## What to produce
Check each line below for the word "JSON", and copy those that have it.

⟨

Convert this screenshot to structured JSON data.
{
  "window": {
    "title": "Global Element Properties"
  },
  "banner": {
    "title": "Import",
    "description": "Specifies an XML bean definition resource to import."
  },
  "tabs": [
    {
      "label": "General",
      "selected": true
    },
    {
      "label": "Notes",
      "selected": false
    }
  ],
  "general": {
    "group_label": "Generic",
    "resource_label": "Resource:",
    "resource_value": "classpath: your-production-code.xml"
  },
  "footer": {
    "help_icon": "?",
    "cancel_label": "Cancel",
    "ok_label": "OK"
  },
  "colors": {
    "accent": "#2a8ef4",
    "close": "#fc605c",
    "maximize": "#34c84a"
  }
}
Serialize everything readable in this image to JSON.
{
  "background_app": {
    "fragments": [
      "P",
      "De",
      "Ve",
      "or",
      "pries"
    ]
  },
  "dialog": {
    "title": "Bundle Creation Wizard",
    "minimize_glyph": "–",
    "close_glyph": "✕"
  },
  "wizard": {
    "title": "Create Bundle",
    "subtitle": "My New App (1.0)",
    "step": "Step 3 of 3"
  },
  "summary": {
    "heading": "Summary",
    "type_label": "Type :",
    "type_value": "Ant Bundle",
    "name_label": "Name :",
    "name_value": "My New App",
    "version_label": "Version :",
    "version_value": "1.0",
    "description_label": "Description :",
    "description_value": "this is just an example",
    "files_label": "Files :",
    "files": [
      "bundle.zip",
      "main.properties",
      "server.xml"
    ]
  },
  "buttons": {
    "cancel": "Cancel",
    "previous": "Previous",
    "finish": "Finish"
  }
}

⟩

## The completed task
Convert this screenshot to structured JSON data.
Serialize everything readable in this image to JSON.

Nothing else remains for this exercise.